╭─ Provided data
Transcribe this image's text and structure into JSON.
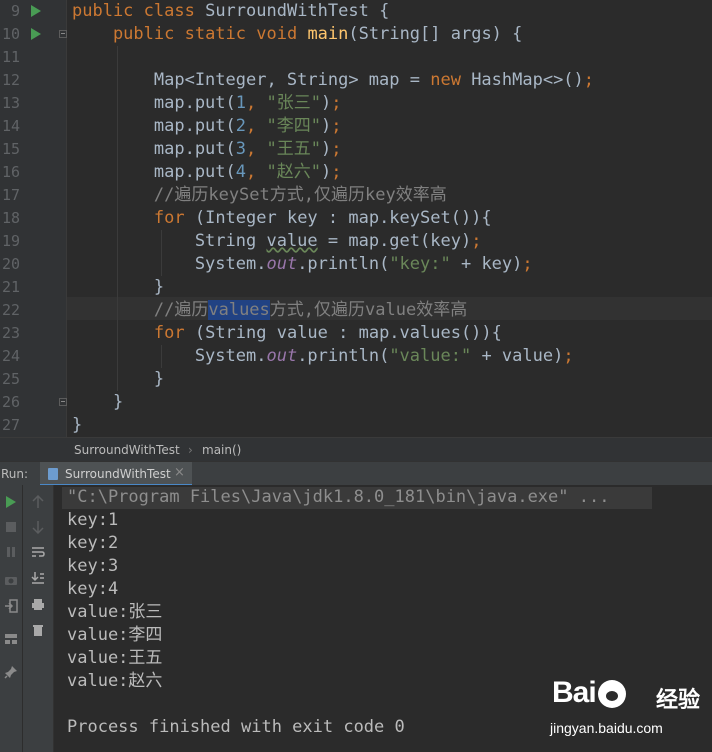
{
  "editor": {
    "line_numbers": [
      "9",
      "10",
      "11",
      "12",
      "13",
      "14",
      "15",
      "16",
      "17",
      "18",
      "19",
      "20",
      "21",
      "22",
      "23",
      "24",
      "25",
      "26",
      "27"
    ],
    "lines": [
      [
        {
          "t": "public ",
          "c": "kw"
        },
        {
          "t": "class ",
          "c": "kw"
        },
        {
          "t": "SurroundWithTest {",
          "c": ""
        }
      ],
      [
        {
          "t": "    public ",
          "c": "kw"
        },
        {
          "t": "static ",
          "c": "kw"
        },
        {
          "t": "void ",
          "c": "kw"
        },
        {
          "t": "main",
          "c": "fn"
        },
        {
          "t": "(String[] args) {",
          "c": ""
        }
      ],
      [],
      [
        {
          "t": "        Map<Integer, String> map = ",
          "c": ""
        },
        {
          "t": "new ",
          "c": "kw"
        },
        {
          "t": "HashMap<>()",
          "c": ""
        },
        {
          "t": ";",
          "c": "kw"
        }
      ],
      [
        {
          "t": "        map.put(",
          "c": ""
        },
        {
          "t": "1",
          "c": "num"
        },
        {
          "t": ", ",
          "c": "kw"
        },
        {
          "t": "\"张三\"",
          "c": "str"
        },
        {
          "t": ")",
          "c": ""
        },
        {
          "t": ";",
          "c": "kw"
        }
      ],
      [
        {
          "t": "        map.put(",
          "c": ""
        },
        {
          "t": "2",
          "c": "num"
        },
        {
          "t": ", ",
          "c": "kw"
        },
        {
          "t": "\"李四\"",
          "c": "str"
        },
        {
          "t": ")",
          "c": ""
        },
        {
          "t": ";",
          "c": "kw"
        }
      ],
      [
        {
          "t": "        map.put(",
          "c": ""
        },
        {
          "t": "3",
          "c": "num"
        },
        {
          "t": ", ",
          "c": "kw"
        },
        {
          "t": "\"王五\"",
          "c": "str"
        },
        {
          "t": ")",
          "c": ""
        },
        {
          "t": ";",
          "c": "kw"
        }
      ],
      [
        {
          "t": "        map.put(",
          "c": ""
        },
        {
          "t": "4",
          "c": "num"
        },
        {
          "t": ", ",
          "c": "kw"
        },
        {
          "t": "\"赵六\"",
          "c": "str"
        },
        {
          "t": ")",
          "c": ""
        },
        {
          "t": ";",
          "c": "kw"
        }
      ],
      [
        {
          "t": "        //遍历keySet方式,仅遍历key效率高",
          "c": "cmt"
        }
      ],
      [
        {
          "t": "        ",
          "c": ""
        },
        {
          "t": "for ",
          "c": "kw"
        },
        {
          "t": "(Integer key : map.keySet()){",
          "c": ""
        }
      ],
      [
        {
          "t": "            String ",
          "c": ""
        },
        {
          "t": "value",
          "c": "unused"
        },
        {
          "t": " = map.get(key)",
          "c": ""
        },
        {
          "t": ";",
          "c": "kw"
        }
      ],
      [
        {
          "t": "            System.",
          "c": ""
        },
        {
          "t": "out",
          "c": "stat"
        },
        {
          "t": ".println(",
          "c": ""
        },
        {
          "t": "\"key:\"",
          "c": "str"
        },
        {
          "t": " + key)",
          "c": ""
        },
        {
          "t": ";",
          "c": "kw"
        }
      ],
      [
        {
          "t": "        }",
          "c": ""
        }
      ],
      [
        {
          "t": "        //遍历",
          "c": "cmt"
        },
        {
          "t": "values",
          "c": "cmt hl"
        },
        {
          "t": "方式,仅遍历value效率高",
          "c": "cmt"
        }
      ],
      [
        {
          "t": "        ",
          "c": ""
        },
        {
          "t": "for ",
          "c": "kw"
        },
        {
          "t": "(String value : map.values()){",
          "c": ""
        }
      ],
      [
        {
          "t": "            System.",
          "c": ""
        },
        {
          "t": "out",
          "c": "stat"
        },
        {
          "t": ".println(",
          "c": ""
        },
        {
          "t": "\"value:\"",
          "c": "str"
        },
        {
          "t": " + value)",
          "c": ""
        },
        {
          "t": ";",
          "c": "kw"
        }
      ],
      [
        {
          "t": "        }",
          "c": ""
        }
      ],
      [
        {
          "t": "    }",
          "c": ""
        }
      ],
      [
        {
          "t": "}",
          "c": ""
        }
      ]
    ]
  },
  "breadcrumb": {
    "items": [
      "SurroundWithTest",
      "main()"
    ],
    "separator": "›"
  },
  "run_panel": {
    "label": "Run:",
    "tab_label": "SurroundWithTest",
    "tab_close": "×"
  },
  "console": {
    "lines": [
      "\"C:\\Program Files\\Java\\jdk1.8.0_181\\bin\\java.exe\" ...",
      "key:1",
      "key:2",
      "key:3",
      "key:4",
      "value:张三",
      "value:李四",
      "value:王五",
      "value:赵六",
      "",
      "Process finished with exit code 0"
    ]
  },
  "watermark": {
    "word_left": "Bai",
    "word_right": "经验",
    "url": "jingyan.baidu.com"
  },
  "colors": {
    "keyword": "#cc7832",
    "string": "#6a8759",
    "number": "#6897bb",
    "method": "#ffc66d",
    "static_field": "#9876aa",
    "comment": "#808080",
    "run_icon": "#499c54"
  }
}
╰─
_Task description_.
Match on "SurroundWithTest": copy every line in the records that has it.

_Response area_.
          "t": "SurroundWithTest {",
      "SurroundWithTest",
    "tab_label": "SurroundWithTest",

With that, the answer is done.